If a line in the data below contains the word "weight", copy it out.

[Data items]
——————
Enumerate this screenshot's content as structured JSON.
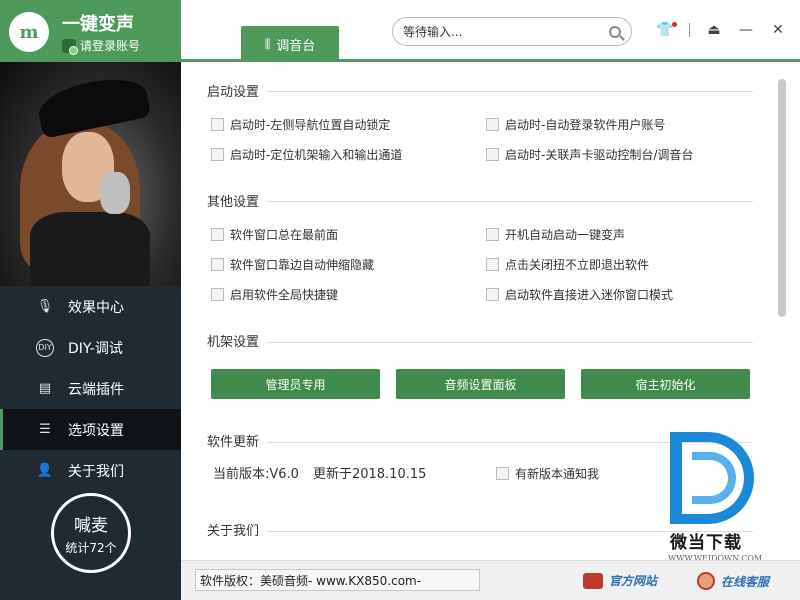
{
  "app": {
    "logo_text": "m",
    "title": "一键变声",
    "login_text": "请登录账号"
  },
  "nav": {
    "items": [
      {
        "label": "效果中心",
        "icon": "mic-icon"
      },
      {
        "label": "DIY-调试",
        "icon": "diy-icon"
      },
      {
        "label": "云端插件",
        "icon": "document-icon"
      },
      {
        "label": "选项设置",
        "icon": "sliders-icon",
        "active": true
      },
      {
        "label": "关于我们",
        "icon": "user-icon"
      }
    ]
  },
  "mic_circle": {
    "title": "喊麦",
    "count": "统计72个"
  },
  "topbar": {
    "tab_label": "调音台",
    "search_placeholder": "等待输入..."
  },
  "sections": {
    "startup": {
      "title": "启动设置",
      "options": [
        "启动时-左侧导航位置自动锁定",
        "启动时-自动登录软件用户账号",
        "启动时-定位机架输入和输出通道",
        "启动时-关联声卡驱动控制台/调音台"
      ]
    },
    "other": {
      "title": "其他设置",
      "options": [
        "软件窗口总在最前面",
        "开机自动启动一键变声",
        "软件窗口靠边自动伸缩隐藏",
        "点击关闭扭不立即退出软件",
        "启用软件全局快捷键",
        "启动软件直接进入迷你窗口模式"
      ]
    },
    "rack": {
      "title": "机架设置",
      "buttons": [
        "管理员专用",
        "音频设置面板",
        "宿主初始化"
      ]
    },
    "update": {
      "title": "软件更新",
      "current_version": "当前版本:V6.0",
      "updated": "更新于2018.10.15",
      "notify_label": "有新版本通知我"
    },
    "about": {
      "title": "关于我们"
    }
  },
  "watermark": {
    "name": "微当下载",
    "url": "WWW.WEIDOWN.COM"
  },
  "footer": {
    "copyright": "软件版权：美硕音频- www.KX850.com-",
    "official_site": "官方网站",
    "online_support": "在线客服"
  },
  "colors": {
    "accent": "#4e9a5a",
    "sidebar": "#1f2a33",
    "link": "#2d6fb5"
  }
}
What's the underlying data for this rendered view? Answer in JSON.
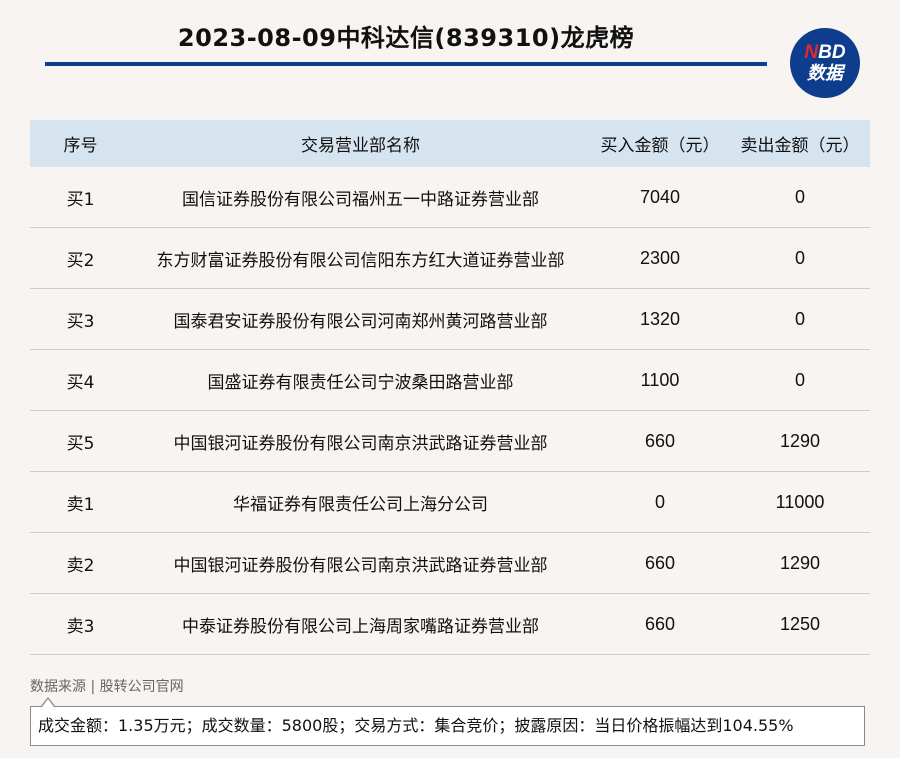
{
  "title": "2023-08-09中科达信(839310)龙虎榜",
  "logo": {
    "top_n": "N",
    "top_rest": "BD",
    "bottom": "数据"
  },
  "colors": {
    "accent": "#0b3f8f",
    "header_bg": "#d6e4ef",
    "logo_red": "#e8262d"
  },
  "table": {
    "headers": [
      "序号",
      "交易营业部名称",
      "买入金额（元）",
      "卖出金额（元）"
    ],
    "rows": [
      [
        "买1",
        "国信证券股份有限公司福州五一中路证券营业部",
        "7040",
        "0"
      ],
      [
        "买2",
        "东方财富证券股份有限公司信阳东方红大道证券营业部",
        "2300",
        "0"
      ],
      [
        "买3",
        "国泰君安证券股份有限公司河南郑州黄河路营业部",
        "1320",
        "0"
      ],
      [
        "买4",
        "国盛证券有限责任公司宁波桑田路营业部",
        "1100",
        "0"
      ],
      [
        "买5",
        "中国银河证券股份有限公司南京洪武路证券营业部",
        "660",
        "1290"
      ],
      [
        "卖1",
        "华福证券有限责任公司上海分公司",
        "0",
        "11000"
      ],
      [
        "卖2",
        "中国银河证券股份有限公司南京洪武路证券营业部",
        "660",
        "1290"
      ],
      [
        "卖3",
        "中泰证券股份有限公司上海周家嘴路证券营业部",
        "660",
        "1250"
      ]
    ]
  },
  "source": "数据来源 | 股转公司官网",
  "note": "成交金额：1.35万元；成交数量：5800股；交易方式：集合竞价；披露原因：当日价格振幅达到104.55%"
}
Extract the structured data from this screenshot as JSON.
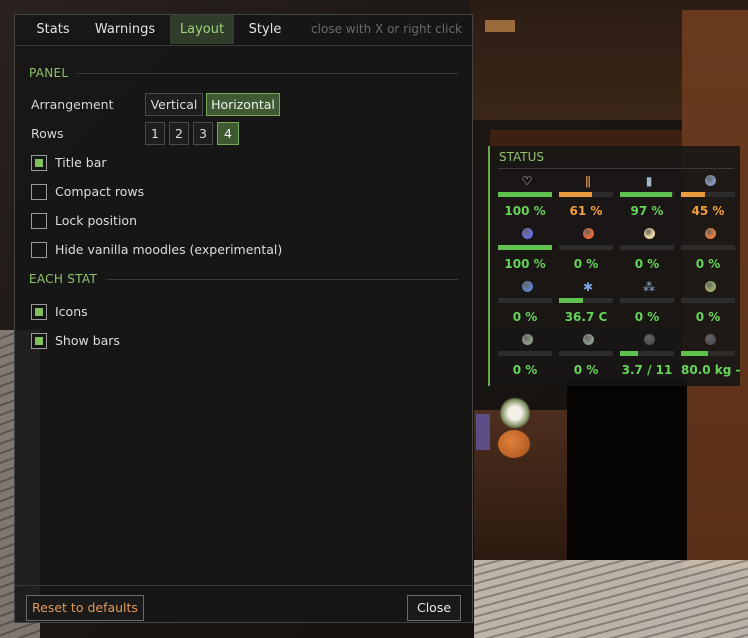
{
  "tabs": [
    {
      "label": "Stats",
      "active": false
    },
    {
      "label": "Warnings",
      "active": false
    },
    {
      "label": "Layout",
      "active": true
    },
    {
      "label": "Style",
      "active": false
    }
  ],
  "tab_hint": "close with X or right click",
  "panel_section": {
    "title": "PANEL",
    "arrangement_label": "Arrangement",
    "arrangement_options": [
      {
        "label": "Vertical",
        "selected": false
      },
      {
        "label": "Horizontal",
        "selected": true
      }
    ],
    "rows_label": "Rows",
    "rows_options": [
      {
        "label": "1",
        "selected": false
      },
      {
        "label": "2",
        "selected": false
      },
      {
        "label": "3",
        "selected": false
      },
      {
        "label": "4",
        "selected": true
      }
    ],
    "checkboxes": [
      {
        "label": "Title bar",
        "checked": true
      },
      {
        "label": "Compact rows",
        "checked": false
      },
      {
        "label": "Lock position",
        "checked": false
      },
      {
        "label": "Hide vanilla moodles (experimental)",
        "checked": false
      }
    ]
  },
  "each_stat_section": {
    "title": "EACH STAT",
    "checkboxes": [
      {
        "label": "Icons",
        "checked": true
      },
      {
        "label": "Show bars",
        "checked": true
      }
    ]
  },
  "footer": {
    "reset_label": "Reset to defaults",
    "close_label": "Close"
  },
  "status_widget": {
    "title": "STATUS",
    "colors": {
      "green": "#5fc24f",
      "orange": "#e89a3c",
      "text_green": "#66d35a",
      "text_orange": "#f0a040"
    },
    "stats": [
      {
        "icon": "heart-icon",
        "value": "100 %",
        "level": 1.0,
        "tone": "green"
      },
      {
        "icon": "fork-knife-icon",
        "value": "61 %",
        "level": 0.61,
        "tone": "orange"
      },
      {
        "icon": "water-bottle-icon",
        "value": "97 %",
        "level": 0.97,
        "tone": "green"
      },
      {
        "icon": "tired-face-icon",
        "value": "45 %",
        "level": 0.45,
        "tone": "orange"
      },
      {
        "icon": "sick-face-icon",
        "value": "100 %",
        "level": 1.0,
        "tone": "green"
      },
      {
        "icon": "angry-face-icon",
        "value": "0 %",
        "level": 0.0,
        "tone": "green"
      },
      {
        "icon": "scared-face-icon",
        "value": "0 %",
        "level": 0.0,
        "tone": "green"
      },
      {
        "icon": "bored-face-icon",
        "value": "0 %",
        "level": 0.0,
        "tone": "green"
      },
      {
        "icon": "sad-face-icon",
        "value": "0 %",
        "level": 0.0,
        "tone": "green"
      },
      {
        "icon": "snowflake-icon",
        "value": "36.7 C",
        "level": 0.45,
        "tone": "green"
      },
      {
        "icon": "wet-drops-icon",
        "value": "0 %",
        "level": 0.0,
        "tone": "green"
      },
      {
        "icon": "nauseous-face-icon",
        "value": "0 %",
        "level": 0.0,
        "tone": "green"
      },
      {
        "icon": "zombie-face-icon",
        "value": "0 %",
        "level": 0.0,
        "tone": "green"
      },
      {
        "icon": "stressed-face-icon",
        "value": "0 %",
        "level": 0.0,
        "tone": "green"
      },
      {
        "icon": "weight-icon",
        "value": "3.7 / 11",
        "level": 0.33,
        "tone": "green"
      },
      {
        "icon": "body-weight-icon",
        "value": "80.0 kg  -",
        "level": 0.5,
        "tone": "green"
      }
    ]
  }
}
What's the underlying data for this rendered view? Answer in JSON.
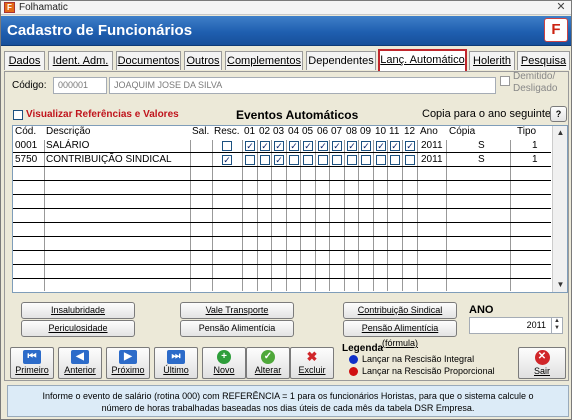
{
  "titlebar": {
    "app_title": "Folhamatic",
    "icon_letter": "F",
    "close_glyph": "✕"
  },
  "header": {
    "title": "Cadastro de Funcionários",
    "logo_letter": "F"
  },
  "tabs": [
    {
      "label": "Dados"
    },
    {
      "label": "Ident. Adm."
    },
    {
      "label": "Documentos"
    },
    {
      "label": "Outros"
    },
    {
      "label": "Complementos"
    },
    {
      "label": "Dependentes"
    },
    {
      "label": "Lanç. Automático"
    },
    {
      "label": "Holerith"
    },
    {
      "label": "Pesquisa"
    }
  ],
  "form": {
    "codigo_label": "Código:",
    "codigo_value": "000001",
    "nome_value": "JOAQUIM JOSE DA SILVA",
    "demitido_label_1": "Demitido/",
    "demitido_label_2": "Desligado"
  },
  "eventos": {
    "visualizar_label": "Visualizar Referências e Valores",
    "section_title": "Eventos Automáticos",
    "copia_label": "Copia para o ano seguinte",
    "help_glyph": "?",
    "columns": {
      "cod": "Cód.",
      "descricao": "Descrição",
      "sal": "Sal.",
      "resc": "Resc.",
      "months": [
        "01",
        "02",
        "03",
        "04",
        "05",
        "06",
        "07",
        "08",
        "09",
        "10",
        "11",
        "12"
      ],
      "ano": "Ano",
      "copia": "Cópia",
      "tipo": "Tipo"
    },
    "rows": [
      {
        "cod": "0001",
        "descricao": "SALÁRIO",
        "resc": false,
        "months": [
          true,
          true,
          true,
          true,
          true,
          true,
          true,
          true,
          true,
          true,
          true,
          true
        ],
        "ano": "2011",
        "copia": "S",
        "tipo": "1"
      },
      {
        "cod": "5750",
        "descricao": "CONTRIBUIÇÃO SINDICAL",
        "resc": true,
        "months": [
          false,
          false,
          true,
          false,
          false,
          false,
          false,
          false,
          false,
          false,
          false,
          false
        ],
        "ano": "2011",
        "copia": "S",
        "tipo": "1"
      }
    ],
    "check_glyph": "✓",
    "scroll_up": "▲",
    "scroll_down": "▼"
  },
  "actions": {
    "insalubridade": "Insalubridade",
    "periculosidade": "Periculosidade",
    "vale_transporte": "Vale Transporte",
    "pensao_alimenticia": "Pensão Alimentícia",
    "contribuicao_sindical": "Contribuição Sindical",
    "pensao_formula": "Pensão Alimentícia (fórmula)"
  },
  "ano": {
    "label": "ANO",
    "value": "2011"
  },
  "nav": {
    "primeiro": "Primeiro",
    "anterior": "Anterior",
    "proximo": "Próximo",
    "ultimo": "Último",
    "novo": "Novo",
    "alterar": "Alterar",
    "excluir": "Excluir",
    "sair": "Sair"
  },
  "legenda": {
    "title": "Legenda",
    "integral": "Lançar na Rescisão Integral",
    "proporcional": "Lançar na Rescisão Proporcional",
    "integral_color": "#1030c8",
    "proporcional_color": "#d01010"
  },
  "footer": {
    "line1": "Informe o evento de salário (rotina 000) com REFERÊNCIA = 1 para os funcionários Horistas, para que o sistema calcule o",
    "line2": "número de horas trabalhadas baseadas nos dias úteis de cada mês da tabela DSR Empresa."
  },
  "colors": {
    "header_blue": "#1f5fb0",
    "active_tab_border": "#c0262c",
    "red_label": "#c0141c"
  }
}
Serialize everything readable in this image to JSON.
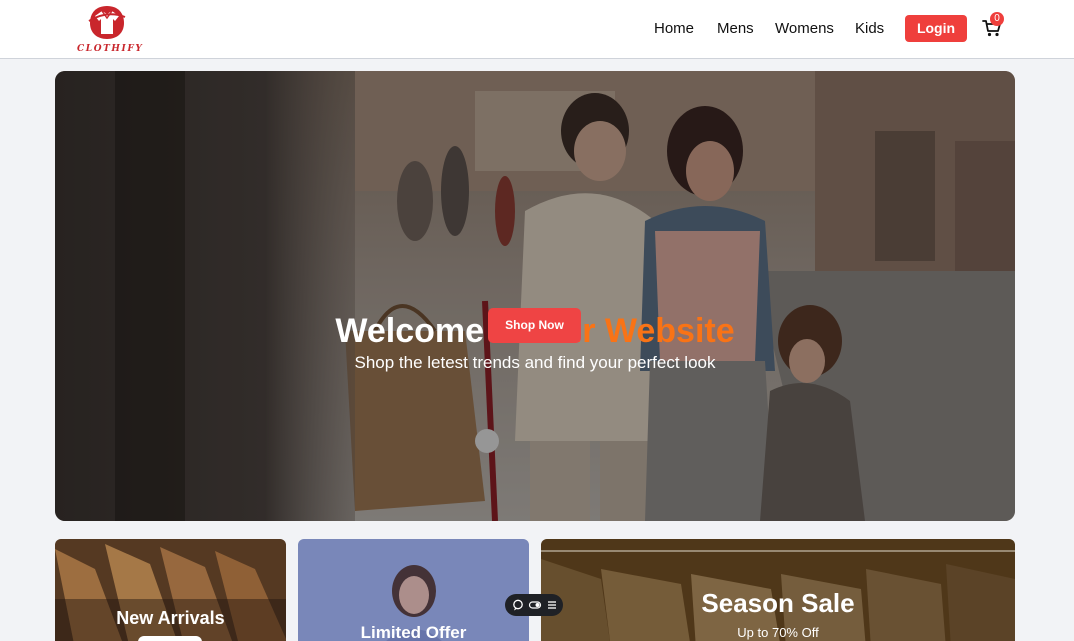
{
  "brand": {
    "name": "CLOTHIFY"
  },
  "nav": {
    "items": [
      {
        "label": "Home"
      },
      {
        "label": "Mens"
      },
      {
        "label": "Womens"
      },
      {
        "label": "Kids"
      }
    ],
    "login_label": "Login",
    "cart_count": "0"
  },
  "hero": {
    "title_part1": "Welcome to ",
    "title_part2": "Our Website",
    "subtitle": "Shop the letest trends and find your perfect look",
    "cta_label": "Shop Now"
  },
  "cards": [
    {
      "title": "New Arrivals"
    },
    {
      "title": "Limited Offer"
    },
    {
      "title": "Season Sale",
      "subtitle": "Up to 70% Off"
    }
  ],
  "colors": {
    "accent_red": "#ef4444",
    "accent_orange": "#f97316",
    "background": "#f2f3f6"
  },
  "icons": {
    "cart": "cart-icon",
    "chat": "chat-icon",
    "toggle": "toggle-icon",
    "menu": "menu-icon"
  }
}
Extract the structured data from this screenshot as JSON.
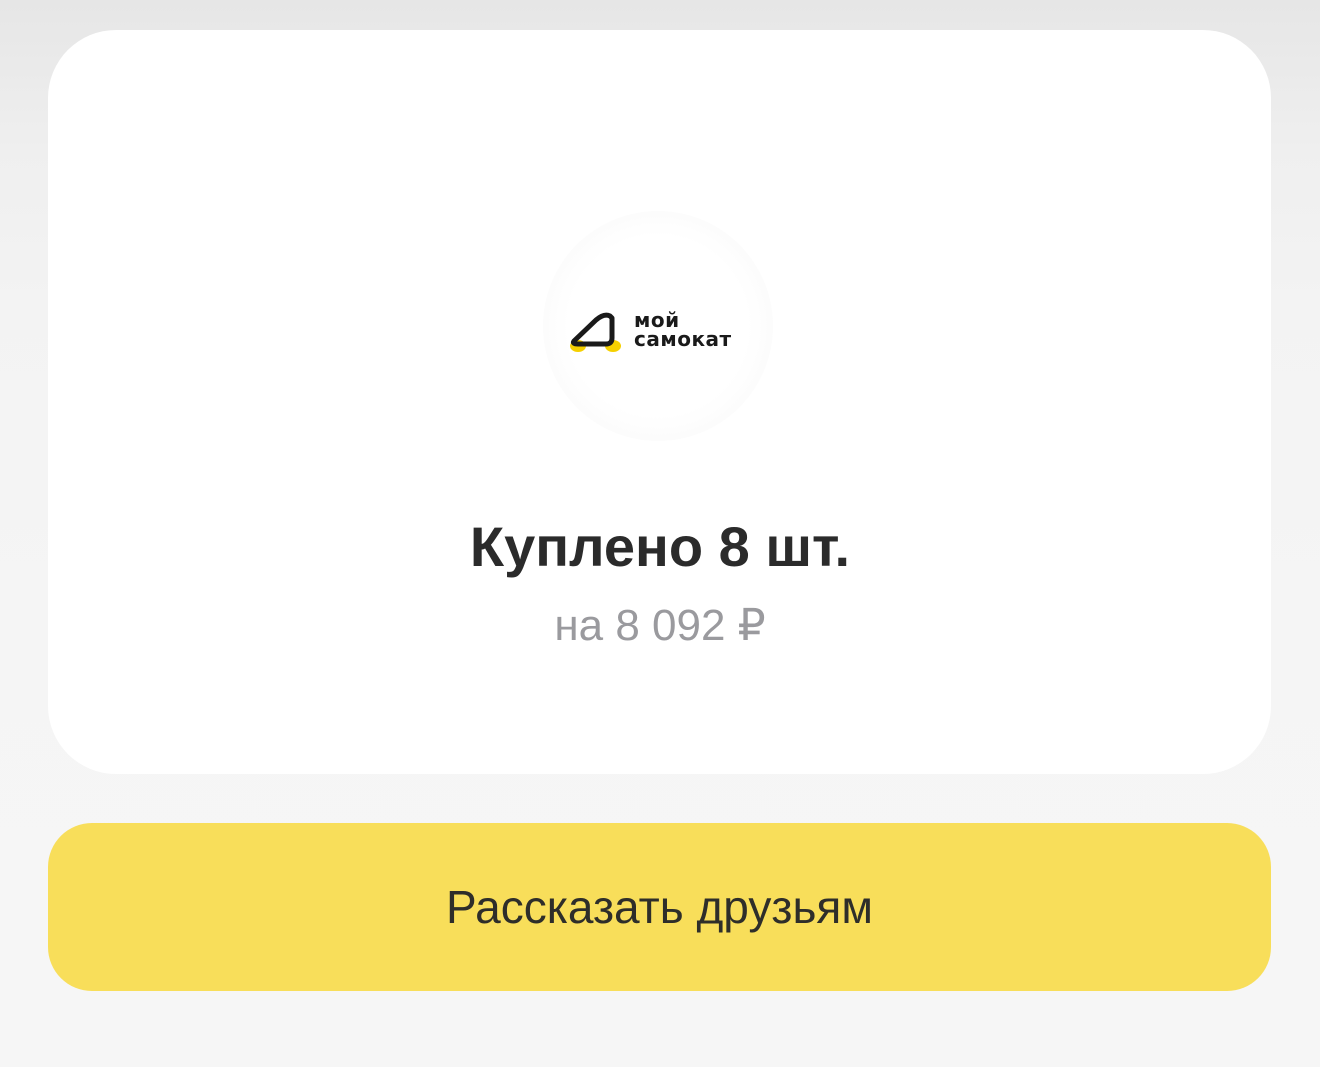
{
  "brand": {
    "line1": "мой",
    "line2": "самокат",
    "logo_icon": "samokat-logo-icon",
    "colors": {
      "accent": "#f8de5a",
      "logo_yellow": "#f5d000",
      "text_dark": "#2b2b2b",
      "text_muted": "#9a9a9e"
    }
  },
  "summary": {
    "title": "Куплено 8 шт.",
    "amount": "на 8 092 ₽"
  },
  "actions": {
    "share_label": "Рассказать друзьям"
  }
}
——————
## ANSWER SECTION
        "icon": "weight-icon",
        "icon": "body-weight-icon",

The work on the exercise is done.